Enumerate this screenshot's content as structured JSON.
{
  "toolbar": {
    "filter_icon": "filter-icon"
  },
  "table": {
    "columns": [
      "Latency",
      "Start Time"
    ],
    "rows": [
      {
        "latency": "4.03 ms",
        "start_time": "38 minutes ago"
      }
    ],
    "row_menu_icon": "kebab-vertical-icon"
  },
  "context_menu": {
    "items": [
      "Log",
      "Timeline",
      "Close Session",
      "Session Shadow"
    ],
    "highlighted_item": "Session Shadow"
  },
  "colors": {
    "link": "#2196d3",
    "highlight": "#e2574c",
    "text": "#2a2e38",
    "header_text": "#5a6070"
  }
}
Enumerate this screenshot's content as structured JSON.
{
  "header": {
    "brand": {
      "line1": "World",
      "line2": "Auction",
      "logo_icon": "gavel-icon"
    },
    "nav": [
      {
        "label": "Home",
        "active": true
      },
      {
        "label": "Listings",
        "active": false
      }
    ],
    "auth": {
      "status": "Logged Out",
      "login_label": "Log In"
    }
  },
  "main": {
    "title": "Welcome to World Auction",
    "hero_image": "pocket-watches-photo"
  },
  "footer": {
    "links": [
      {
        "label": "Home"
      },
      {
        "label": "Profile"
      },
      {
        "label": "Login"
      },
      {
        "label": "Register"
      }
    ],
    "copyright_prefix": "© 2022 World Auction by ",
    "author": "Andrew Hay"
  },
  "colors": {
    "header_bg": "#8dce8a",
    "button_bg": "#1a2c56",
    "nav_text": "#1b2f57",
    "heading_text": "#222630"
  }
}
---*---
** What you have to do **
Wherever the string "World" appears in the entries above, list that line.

** The answer **
      "line1": "World",
    "title": "Welcome to World Auction",
    "copyright_prefix": "© 2022 World Auction by ",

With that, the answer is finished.